● YOUR ASSIGNMENT: As you look over the data below, please find each line where the word "JSON" appears, then copy it.

● EXERCISE DATA:
▼

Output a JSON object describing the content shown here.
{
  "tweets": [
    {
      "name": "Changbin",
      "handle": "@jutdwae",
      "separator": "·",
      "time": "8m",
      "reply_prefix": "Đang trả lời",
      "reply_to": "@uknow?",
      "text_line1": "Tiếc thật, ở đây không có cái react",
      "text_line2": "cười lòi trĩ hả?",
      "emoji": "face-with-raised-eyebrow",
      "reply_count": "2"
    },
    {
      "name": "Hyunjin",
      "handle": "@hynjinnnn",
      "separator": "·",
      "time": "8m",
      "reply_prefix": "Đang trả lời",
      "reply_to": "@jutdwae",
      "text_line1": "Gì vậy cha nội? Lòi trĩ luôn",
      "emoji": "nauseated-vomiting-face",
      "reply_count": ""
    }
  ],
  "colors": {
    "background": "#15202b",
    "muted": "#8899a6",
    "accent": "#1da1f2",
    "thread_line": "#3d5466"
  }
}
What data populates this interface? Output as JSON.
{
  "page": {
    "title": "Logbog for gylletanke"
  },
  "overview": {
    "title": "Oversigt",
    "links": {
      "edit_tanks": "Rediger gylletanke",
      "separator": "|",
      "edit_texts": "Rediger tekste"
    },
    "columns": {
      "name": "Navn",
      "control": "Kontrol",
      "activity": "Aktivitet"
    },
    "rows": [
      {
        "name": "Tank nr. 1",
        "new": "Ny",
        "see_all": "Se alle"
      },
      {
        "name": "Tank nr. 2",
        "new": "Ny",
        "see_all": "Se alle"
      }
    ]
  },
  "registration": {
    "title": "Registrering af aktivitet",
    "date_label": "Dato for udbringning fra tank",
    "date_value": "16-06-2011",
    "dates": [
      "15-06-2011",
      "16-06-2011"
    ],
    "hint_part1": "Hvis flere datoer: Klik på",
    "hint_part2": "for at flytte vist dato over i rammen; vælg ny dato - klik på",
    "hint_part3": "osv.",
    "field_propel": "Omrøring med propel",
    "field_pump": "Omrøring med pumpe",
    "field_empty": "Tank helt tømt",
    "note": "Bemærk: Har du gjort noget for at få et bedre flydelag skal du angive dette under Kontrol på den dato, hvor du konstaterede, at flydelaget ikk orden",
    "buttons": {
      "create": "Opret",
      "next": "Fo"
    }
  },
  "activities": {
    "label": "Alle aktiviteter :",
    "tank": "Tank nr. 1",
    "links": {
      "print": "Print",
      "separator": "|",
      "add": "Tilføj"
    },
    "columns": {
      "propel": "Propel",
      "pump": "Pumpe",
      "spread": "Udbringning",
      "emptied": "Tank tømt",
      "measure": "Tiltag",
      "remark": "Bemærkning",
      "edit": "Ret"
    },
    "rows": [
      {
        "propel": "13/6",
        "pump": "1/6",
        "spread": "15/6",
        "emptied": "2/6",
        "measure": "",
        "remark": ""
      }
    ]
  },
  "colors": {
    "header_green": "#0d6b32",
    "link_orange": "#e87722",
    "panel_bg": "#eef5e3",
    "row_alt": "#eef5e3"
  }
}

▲

● SOLUTION:
Output a JSON object describing the content shown here.
What data populates this interface? Output as JSON.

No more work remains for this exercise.